    Trish- I'm flattered by your confidence in me! Sadly, many of the things I read loads about I'm not very good at doing. And right now I don't want a dog because I know that although my husb and kid both want one, guess who will do the walks, scoop the poo, feed it, clean up the messes, take it to the vet, etc?? Yours truly! And I don't need that much more responsibility right now, when I'm really crazy about cats, not dogs.

    Jenny- Hugging's not the worst thing you can miscommunicate to your dog! Definitely read the book, it will open your eyes.

    Mrs. J- I didn't know she had a blog! I don't know if we'll get a dog yet... I really prefer cats (less work!)

  6. gotta say--I did get lucky with the cat/dog situation. Because I came into the marriage with the cat and my husband with the dog, I do all the cat stuff and hubby does all the dog stuff. Cats are *definitely* lower maintenance than dogs!!

  7. Jean: Thanks for the kind words about The Other End of the Leash. Although writing can be difficult (and lonely), I loved working on it and more than that, love hearing from people who have read it. It's in 12 or 13 languages now, and I can't tell you how amazing it was to receive the Chinese version in the mail one day (with the 'front' on the 'back' and the pages 'backward'). Made me think even more about what it is like to be a dog and see the world from a completely different framework!

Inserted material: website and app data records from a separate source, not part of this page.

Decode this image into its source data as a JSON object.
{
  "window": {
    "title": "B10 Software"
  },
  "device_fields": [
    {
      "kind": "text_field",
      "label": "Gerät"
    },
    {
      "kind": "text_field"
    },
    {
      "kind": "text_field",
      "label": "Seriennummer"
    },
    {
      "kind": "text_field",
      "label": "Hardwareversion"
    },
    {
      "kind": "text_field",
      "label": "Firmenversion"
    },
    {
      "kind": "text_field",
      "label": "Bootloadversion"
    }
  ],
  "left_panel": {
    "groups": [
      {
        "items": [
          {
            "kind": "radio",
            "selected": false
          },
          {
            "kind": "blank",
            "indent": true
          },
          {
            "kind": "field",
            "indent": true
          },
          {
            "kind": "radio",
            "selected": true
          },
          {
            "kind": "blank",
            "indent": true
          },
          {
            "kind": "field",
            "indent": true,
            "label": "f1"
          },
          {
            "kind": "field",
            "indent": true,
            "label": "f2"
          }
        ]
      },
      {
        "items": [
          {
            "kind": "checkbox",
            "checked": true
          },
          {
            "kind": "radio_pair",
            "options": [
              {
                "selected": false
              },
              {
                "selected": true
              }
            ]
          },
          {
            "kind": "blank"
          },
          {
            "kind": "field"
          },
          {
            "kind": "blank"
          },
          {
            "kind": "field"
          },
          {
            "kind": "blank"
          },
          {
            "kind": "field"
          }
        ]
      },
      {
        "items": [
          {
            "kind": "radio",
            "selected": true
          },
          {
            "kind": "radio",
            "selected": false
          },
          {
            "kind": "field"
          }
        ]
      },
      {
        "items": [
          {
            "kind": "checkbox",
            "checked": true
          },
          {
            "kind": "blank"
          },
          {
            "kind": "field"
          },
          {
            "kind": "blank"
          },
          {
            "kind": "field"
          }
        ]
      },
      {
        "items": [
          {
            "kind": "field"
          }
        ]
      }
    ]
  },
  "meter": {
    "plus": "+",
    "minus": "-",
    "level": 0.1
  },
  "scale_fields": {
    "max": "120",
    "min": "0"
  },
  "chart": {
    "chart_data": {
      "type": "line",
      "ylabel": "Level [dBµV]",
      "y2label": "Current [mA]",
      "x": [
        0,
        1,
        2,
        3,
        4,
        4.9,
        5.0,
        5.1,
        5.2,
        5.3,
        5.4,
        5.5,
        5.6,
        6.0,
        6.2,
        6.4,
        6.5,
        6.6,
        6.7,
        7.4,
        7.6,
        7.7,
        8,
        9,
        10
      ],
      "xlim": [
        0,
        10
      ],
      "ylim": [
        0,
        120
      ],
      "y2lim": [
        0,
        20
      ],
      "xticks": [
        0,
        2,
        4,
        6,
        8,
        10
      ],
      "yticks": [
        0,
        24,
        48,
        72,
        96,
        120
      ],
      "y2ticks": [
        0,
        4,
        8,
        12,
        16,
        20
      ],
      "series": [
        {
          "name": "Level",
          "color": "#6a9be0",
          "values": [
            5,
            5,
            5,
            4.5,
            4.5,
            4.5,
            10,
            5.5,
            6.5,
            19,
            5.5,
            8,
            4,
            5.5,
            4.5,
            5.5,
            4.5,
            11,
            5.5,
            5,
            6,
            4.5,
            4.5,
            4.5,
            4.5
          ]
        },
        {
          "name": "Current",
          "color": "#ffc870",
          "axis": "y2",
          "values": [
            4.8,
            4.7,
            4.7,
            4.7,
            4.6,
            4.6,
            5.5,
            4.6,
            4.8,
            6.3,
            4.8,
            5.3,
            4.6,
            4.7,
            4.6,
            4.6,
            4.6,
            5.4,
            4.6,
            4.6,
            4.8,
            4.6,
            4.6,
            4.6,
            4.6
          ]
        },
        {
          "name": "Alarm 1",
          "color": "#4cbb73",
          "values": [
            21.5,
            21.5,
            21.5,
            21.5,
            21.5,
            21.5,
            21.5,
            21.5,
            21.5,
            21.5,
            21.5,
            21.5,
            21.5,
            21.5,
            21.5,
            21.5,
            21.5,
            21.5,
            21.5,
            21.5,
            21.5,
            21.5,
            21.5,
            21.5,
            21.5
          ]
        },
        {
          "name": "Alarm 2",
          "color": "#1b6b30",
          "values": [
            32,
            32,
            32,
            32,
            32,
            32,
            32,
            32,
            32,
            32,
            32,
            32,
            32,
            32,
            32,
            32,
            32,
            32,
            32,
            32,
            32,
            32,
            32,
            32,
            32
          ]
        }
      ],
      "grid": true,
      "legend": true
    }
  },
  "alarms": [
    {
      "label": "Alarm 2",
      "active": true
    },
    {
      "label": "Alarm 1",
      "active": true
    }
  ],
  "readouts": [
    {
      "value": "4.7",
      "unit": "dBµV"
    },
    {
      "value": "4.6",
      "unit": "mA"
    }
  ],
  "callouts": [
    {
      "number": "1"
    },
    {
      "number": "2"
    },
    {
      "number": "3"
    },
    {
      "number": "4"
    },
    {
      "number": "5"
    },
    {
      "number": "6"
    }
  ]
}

    It is wonderful how books connect us. I'll continue to check in on your site, I love hearing about great books, am an obsessive reader. Anyone read The Beautiful Jim Key? Nonfiction... and amazing!

  8. Trish- Less maintenance but just as much love (in their own way)!

    PMcC- I'm honored by the visit! Thirteen langauges- wow. Now I realize why it was so hard for me to find a copy- no one who gets ahold of your book will want to let it go! (even the library borrowers, it seems). I never heard of the Beautiful Jim Key but now I'm curious, and looked it up. Was this horse like Clever Hans?

  9. I'm with Bermudaonion. I think my dogs got to it first.

  10. Ooh sounds good. With other books about dog care I've read I know that we humanize dogs way too much and as such probably mess a lot of their training up along the way. But it's so hard not to treat them like a child!


Comments are screened due to spam.